“The Rinpoche was painting this canvas when Steven Mason last visited India. He went to meet the artist in the monastery one afternoon and found him in the middle of finishing an exquisite portrait of a young girl of fifteen. She was a local from the tea gardens, the daughter of a childhood friend of the monk’s. She was learning Tibetan calligraphy from him. She was deeply religious and was going to take the ordination soon.

They say the Englishman was smitten by the painting and asked the Rinpoche to sell it to him. For the price he was offering, the monk could easily order the long-awaited repairs of the east wing of the monastery which had succumbed to a landslide a year ago. But Mason was not satisfied, people say he pursued the girl and even followed her to her house in the plantation. Although no one knows what exactly happened, one evening when her father was at the factory, Steven Mason was seen coming out of her house, his face red and clothes dishevelled.

He left the country the next day with the painting and never returned here.” Soumen was barely able to let out a sigh through clenched teeth. Rajat continued “Rinpoche gave up painting after that. He never picked up a brush. He left for Ladakh the following year. Somewhere he blamed himself for bringing this calamity upon an innocent soul.” “Calamity? What happened to her?” Soumen whispered. “The girl was found hanging from the ceiling fan by her father that night. Shankar Rai, he was such a gentle soul, unwell too. His daughter was all he had.” Soumen could hardly speak, his voice rasping through his throat he asked: “Do you know her name?” “Gitanjali but everyone called her Giti. They say she was a talented artist herself even at such a young age.”

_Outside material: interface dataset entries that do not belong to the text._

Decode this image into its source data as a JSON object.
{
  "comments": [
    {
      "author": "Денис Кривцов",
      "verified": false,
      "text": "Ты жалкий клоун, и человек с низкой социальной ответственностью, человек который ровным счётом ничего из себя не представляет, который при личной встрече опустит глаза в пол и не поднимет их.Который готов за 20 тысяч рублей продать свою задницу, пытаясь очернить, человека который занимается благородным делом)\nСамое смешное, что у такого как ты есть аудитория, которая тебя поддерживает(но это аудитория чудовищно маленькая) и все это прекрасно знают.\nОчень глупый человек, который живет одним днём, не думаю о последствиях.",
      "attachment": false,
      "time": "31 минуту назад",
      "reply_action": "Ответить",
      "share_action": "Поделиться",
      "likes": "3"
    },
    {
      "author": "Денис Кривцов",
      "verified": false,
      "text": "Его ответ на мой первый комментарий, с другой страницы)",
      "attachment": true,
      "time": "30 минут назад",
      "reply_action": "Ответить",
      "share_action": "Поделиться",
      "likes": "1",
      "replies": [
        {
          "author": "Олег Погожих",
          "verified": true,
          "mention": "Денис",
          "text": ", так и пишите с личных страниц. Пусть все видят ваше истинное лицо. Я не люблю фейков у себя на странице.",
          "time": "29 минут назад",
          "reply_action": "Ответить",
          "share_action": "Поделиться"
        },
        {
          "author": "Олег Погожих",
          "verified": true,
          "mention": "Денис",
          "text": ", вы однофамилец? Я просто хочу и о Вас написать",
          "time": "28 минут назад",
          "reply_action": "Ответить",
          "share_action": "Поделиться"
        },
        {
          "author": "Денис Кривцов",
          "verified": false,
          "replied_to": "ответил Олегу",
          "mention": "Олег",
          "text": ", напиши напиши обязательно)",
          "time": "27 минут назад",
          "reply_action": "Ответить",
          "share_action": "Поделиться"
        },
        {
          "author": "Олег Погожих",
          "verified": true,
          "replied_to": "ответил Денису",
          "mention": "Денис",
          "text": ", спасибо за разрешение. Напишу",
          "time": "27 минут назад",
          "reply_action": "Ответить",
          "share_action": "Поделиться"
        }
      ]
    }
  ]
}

Something in Soumen’s eyes told Rajat that he needed to be alone. The heart in Soumen’s chest seemed to hammer his breath out. He held the table to steady himself. With wild eyes and shaking hands, he approached the painting, tearing the Styrofoam wrapping as if trying to rip through the layers of time itself. Finally, the wrapping undone, the portrait glimmered in the fading orange light of dusk. Her stoic eyes looked back at Mr Chatterjee, and on her lips that familiar tremble as if some joke obvious only to her or a secret she had to guard were playing with her reserve. “Giti!” Mr Chatterjee admonished, as a tear rolled down his eye.